*** Input records Section Begins ***

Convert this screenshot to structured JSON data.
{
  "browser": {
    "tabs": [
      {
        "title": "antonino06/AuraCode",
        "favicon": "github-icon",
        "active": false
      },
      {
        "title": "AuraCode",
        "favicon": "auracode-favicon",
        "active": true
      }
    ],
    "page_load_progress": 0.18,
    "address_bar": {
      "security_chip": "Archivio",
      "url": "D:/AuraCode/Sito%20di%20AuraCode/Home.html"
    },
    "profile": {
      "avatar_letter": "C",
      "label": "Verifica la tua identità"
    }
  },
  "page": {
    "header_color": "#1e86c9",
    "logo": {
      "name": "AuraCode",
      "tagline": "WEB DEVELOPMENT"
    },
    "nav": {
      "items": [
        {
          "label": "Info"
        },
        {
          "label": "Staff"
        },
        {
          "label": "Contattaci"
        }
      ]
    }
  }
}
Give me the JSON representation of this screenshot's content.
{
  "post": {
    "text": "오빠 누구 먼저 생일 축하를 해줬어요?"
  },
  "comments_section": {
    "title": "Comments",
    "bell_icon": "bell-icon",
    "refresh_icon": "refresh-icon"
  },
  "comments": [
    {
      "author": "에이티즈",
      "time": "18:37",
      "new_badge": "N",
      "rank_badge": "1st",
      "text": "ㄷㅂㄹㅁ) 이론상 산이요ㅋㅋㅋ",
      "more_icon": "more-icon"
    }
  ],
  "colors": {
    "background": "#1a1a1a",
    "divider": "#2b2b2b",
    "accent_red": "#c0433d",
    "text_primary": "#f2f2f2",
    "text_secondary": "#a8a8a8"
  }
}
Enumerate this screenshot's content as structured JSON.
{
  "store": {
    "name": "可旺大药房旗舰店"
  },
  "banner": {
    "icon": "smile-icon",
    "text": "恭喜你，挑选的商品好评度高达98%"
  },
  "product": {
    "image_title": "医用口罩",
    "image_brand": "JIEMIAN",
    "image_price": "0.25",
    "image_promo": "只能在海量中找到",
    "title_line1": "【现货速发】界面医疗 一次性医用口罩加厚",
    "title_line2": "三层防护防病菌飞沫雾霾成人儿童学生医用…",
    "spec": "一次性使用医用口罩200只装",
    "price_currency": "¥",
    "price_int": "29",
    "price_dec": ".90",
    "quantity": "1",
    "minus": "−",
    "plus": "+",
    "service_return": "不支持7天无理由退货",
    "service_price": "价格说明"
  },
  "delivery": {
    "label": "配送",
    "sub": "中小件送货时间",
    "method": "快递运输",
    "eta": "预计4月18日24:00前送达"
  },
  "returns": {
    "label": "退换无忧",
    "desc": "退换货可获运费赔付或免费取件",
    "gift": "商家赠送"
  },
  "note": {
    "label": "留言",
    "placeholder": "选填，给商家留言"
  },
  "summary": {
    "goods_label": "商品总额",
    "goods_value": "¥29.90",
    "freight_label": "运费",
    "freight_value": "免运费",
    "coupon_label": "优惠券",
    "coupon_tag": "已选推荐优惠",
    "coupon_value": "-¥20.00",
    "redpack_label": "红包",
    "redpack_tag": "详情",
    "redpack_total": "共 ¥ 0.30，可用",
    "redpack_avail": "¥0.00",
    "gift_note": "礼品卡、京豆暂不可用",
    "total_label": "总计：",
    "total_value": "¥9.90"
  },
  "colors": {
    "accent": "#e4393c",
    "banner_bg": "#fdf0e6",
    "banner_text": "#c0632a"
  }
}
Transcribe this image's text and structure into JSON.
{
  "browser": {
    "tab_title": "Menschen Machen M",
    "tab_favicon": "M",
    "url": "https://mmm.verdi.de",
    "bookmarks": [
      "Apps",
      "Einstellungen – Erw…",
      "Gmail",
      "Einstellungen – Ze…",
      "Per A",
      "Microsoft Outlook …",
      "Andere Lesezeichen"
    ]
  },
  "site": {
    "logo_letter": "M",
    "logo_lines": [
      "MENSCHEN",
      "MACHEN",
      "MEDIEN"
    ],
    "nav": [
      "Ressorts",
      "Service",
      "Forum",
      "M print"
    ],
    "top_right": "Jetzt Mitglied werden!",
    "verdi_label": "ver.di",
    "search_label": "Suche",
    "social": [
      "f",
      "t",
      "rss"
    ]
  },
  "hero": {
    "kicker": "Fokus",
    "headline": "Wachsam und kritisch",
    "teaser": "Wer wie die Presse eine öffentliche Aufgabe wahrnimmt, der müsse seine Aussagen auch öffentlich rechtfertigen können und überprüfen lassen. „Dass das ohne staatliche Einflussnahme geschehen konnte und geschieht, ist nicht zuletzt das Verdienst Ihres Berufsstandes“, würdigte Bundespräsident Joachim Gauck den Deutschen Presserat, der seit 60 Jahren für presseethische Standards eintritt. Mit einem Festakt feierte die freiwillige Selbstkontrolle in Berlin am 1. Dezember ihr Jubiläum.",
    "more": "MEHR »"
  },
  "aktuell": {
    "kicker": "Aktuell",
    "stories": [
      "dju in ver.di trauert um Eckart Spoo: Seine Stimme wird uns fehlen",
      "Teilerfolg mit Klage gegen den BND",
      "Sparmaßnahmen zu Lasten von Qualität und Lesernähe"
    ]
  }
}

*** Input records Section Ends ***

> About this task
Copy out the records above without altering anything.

> Completed exercise
Convert this screenshot to structured JSON data.
{
  "browser": {
    "tabs": [
      {
        "title": "antonino06/AuraCode",
        "favicon": "github-icon",
        "active": false
      },
      {
        "title": "AuraCode",
        "favicon": "auracode-favicon",
        "active": true
      }
    ],
    "page_load_progress": 0.18,
    "address_bar": {
      "security_chip": "Archivio",
      "url": "D:/AuraCode/Sito%20di%20AuraCode/Home.html"
    },
    "profile": {
      "avatar_letter": "C",
      "label": "Verifica la tua identità"
    }
  },
  "page": {
    "header_color": "#1e86c9",
    "logo": {
      "name": "AuraCode",
      "tagline": "WEB DEVELOPMENT"
    },
    "nav": {
      "items": [
        {
          "label": "Info"
        },
        {
          "label": "Staff"
        },
        {
          "label": "Contattaci"
        }
      ]
    }
  }
}
Give me the JSON representation of this screenshot's content.
{
  "post": {
    "text": "오빠 누구 먼저 생일 축하를 해줬어요?"
  },
  "comments_section": {
    "title": "Comments",
    "bell_icon": "bell-icon",
    "refresh_icon": "refresh-icon"
  },
  "comments": [
    {
      "author": "에이티즈",
      "time": "18:37",
      "new_badge": "N",
      "rank_badge": "1st",
      "text": "ㄷㅂㄹㅁ) 이론상 산이요ㅋㅋㅋ",
      "more_icon": "more-icon"
    }
  ],
  "colors": {
    "background": "#1a1a1a",
    "divider": "#2b2b2b",
    "accent_red": "#c0433d",
    "text_primary": "#f2f2f2",
    "text_secondary": "#a8a8a8"
  }
}
Enumerate this screenshot's content as structured JSON.
{
  "store": {
    "name": "可旺大药房旗舰店"
  },
  "banner": {
    "icon": "smile-icon",
    "text": "恭喜你，挑选的商品好评度高达98%"
  },
  "product": {
    "image_title": "医用口罩",
    "image_brand": "JIEMIAN",
    "image_price": "0.25",
    "image_promo": "只能在海量中找到",
    "title_line1": "【现货速发】界面医疗 一次性医用口罩加厚",
    "title_line2": "三层防护防病菌飞沫雾霾成人儿童学生医用…",
    "spec": "一次性使用医用口罩200只装",
    "price_currency": "¥",
    "price_int": "29",
    "price_dec": ".90",
    "quantity": "1",
    "minus": "−",
    "plus": "+",
    "service_return": "不支持7天无理由退货",
    "service_price": "价格说明"
  },
  "delivery": {
    "label": "配送",
    "sub": "中小件送货时间",
    "method": "快递运输",
    "eta": "预计4月18日24:00前送达"
  },
  "returns": {
    "label": "退换无忧",
    "desc": "退换货可获运费赔付或免费取件",
    "gift": "商家赠送"
  },
  "note": {
    "label": "留言",
    "placeholder": "选填，给商家留言"
  },
  "summary": {
    "goods_label": "商品总额",
    "goods_value": "¥29.90",
    "freight_label": "运费",
    "freight_value": "免运费",
    "coupon_label": "优惠券",
    "coupon_tag": "已选推荐优惠",
    "coupon_value": "-¥20.00",
    "redpack_label": "红包",
    "redpack_tag": "详情",
    "redpack_total": "共 ¥ 0.30，可用",
    "redpack_avail": "¥0.00",
    "gift_note": "礼品卡、京豆暂不可用",
    "total_label": "总计：",
    "total_value": "¥9.90"
  },
  "colors": {
    "accent": "#e4393c",
    "banner_bg": "#fdf0e6",
    "banner_text": "#c0632a"
  }
}
Transcribe this image's text and structure into JSON.
{
  "browser": {
    "tab_title": "Menschen Machen M",
    "tab_favicon": "M",
    "url": "https://mmm.verdi.de",
    "bookmarks": [
      "Apps",
      "Einstellungen – Erw…",
      "Gmail",
      "Einstellungen – Ze…",
      "Per A",
      "Microsoft Outlook …",
      "Andere Lesezeichen"
    ]
  },
  "site": {
    "logo_letter": "M",
    "logo_lines": [
      "MENSCHEN",
      "MACHEN",
      "MEDIEN"
    ],
    "nav": [
      "Ressorts",
      "Service",
      "Forum",
      "M print"
    ],
    "top_right": "Jetzt Mitglied werden!",
    "verdi_label": "ver.di",
    "search_label": "Suche",
    "social": [
      "f",
      "t",
      "rss"
    ]
  },
  "hero": {
    "kicker": "Fokus",
    "headline": "Wachsam und kritisch",
    "teaser": "Wer wie die Presse eine öffentliche Aufgabe wahrnimmt, der müsse seine Aussagen auch öffentlich rechtfertigen können und überprüfen lassen. „Dass das ohne staatliche Einflussnahme geschehen konnte und geschieht, ist nicht zuletzt das Verdienst Ihres Berufsstandes“, würdigte Bundespräsident Joachim Gauck den Deutschen Presserat, der seit 60 Jahren für presseethische Standards eintritt. Mit einem Festakt feierte die freiwillige Selbstkontrolle in Berlin am 1. Dezember ihr Jubiläum.",
    "more": "MEHR »"
  },
  "aktuell": {
    "kicker": "Aktuell",
    "stories": [
      "dju in ver.di trauert um Eckart Spoo: Seine Stimme wird uns fehlen",
      "Teilerfolg mit Klage gegen den BND",
      "Sparmaßnahmen zu Lasten von Qualität und Lesernähe"
    ]
  }
}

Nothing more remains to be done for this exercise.